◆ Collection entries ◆
Segment Open

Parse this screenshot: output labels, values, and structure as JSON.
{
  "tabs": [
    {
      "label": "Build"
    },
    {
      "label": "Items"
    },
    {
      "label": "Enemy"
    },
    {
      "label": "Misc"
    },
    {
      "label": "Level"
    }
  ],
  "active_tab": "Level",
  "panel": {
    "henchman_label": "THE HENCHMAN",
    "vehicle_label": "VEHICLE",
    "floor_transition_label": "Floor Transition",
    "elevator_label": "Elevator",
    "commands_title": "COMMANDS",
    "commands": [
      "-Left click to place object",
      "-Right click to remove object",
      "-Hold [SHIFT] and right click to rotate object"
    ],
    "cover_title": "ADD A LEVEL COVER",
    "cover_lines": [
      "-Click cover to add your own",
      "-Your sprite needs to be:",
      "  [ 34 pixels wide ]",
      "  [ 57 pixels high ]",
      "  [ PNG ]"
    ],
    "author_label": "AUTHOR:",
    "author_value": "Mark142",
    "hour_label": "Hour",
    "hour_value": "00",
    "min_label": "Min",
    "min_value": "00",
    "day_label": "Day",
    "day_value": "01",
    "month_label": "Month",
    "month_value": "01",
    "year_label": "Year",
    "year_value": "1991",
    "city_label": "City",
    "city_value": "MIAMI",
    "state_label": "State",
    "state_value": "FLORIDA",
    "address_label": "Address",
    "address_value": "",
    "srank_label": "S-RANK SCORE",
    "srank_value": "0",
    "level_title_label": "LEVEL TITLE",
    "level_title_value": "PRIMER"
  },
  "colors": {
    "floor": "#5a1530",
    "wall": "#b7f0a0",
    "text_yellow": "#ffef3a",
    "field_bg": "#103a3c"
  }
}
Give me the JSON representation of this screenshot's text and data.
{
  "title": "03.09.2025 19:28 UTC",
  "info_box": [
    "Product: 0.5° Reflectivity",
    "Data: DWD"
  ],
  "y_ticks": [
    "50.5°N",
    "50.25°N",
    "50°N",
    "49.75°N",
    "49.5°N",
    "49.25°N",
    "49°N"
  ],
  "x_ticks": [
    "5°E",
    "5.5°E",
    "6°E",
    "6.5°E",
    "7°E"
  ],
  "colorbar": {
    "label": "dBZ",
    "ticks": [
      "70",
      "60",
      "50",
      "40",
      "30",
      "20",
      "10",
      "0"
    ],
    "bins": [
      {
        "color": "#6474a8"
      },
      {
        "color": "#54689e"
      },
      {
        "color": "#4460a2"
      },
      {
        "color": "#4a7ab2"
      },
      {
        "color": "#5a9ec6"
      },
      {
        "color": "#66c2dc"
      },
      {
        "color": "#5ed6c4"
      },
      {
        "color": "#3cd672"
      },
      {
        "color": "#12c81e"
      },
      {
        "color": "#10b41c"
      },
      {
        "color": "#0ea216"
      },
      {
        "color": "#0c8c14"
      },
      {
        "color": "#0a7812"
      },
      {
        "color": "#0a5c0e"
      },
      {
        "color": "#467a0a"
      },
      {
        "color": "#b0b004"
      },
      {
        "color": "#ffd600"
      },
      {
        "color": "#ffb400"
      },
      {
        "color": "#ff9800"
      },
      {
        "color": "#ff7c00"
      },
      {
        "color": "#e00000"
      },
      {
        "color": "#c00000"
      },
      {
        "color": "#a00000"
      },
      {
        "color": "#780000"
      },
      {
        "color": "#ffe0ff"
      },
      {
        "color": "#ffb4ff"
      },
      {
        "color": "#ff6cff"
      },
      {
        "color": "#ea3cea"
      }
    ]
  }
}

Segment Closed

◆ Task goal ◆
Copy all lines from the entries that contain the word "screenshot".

◆ Task result ◆
Parse this screenshot: output labels, values, and structure as JSON.
Give me the JSON representation of this screenshot's text and data.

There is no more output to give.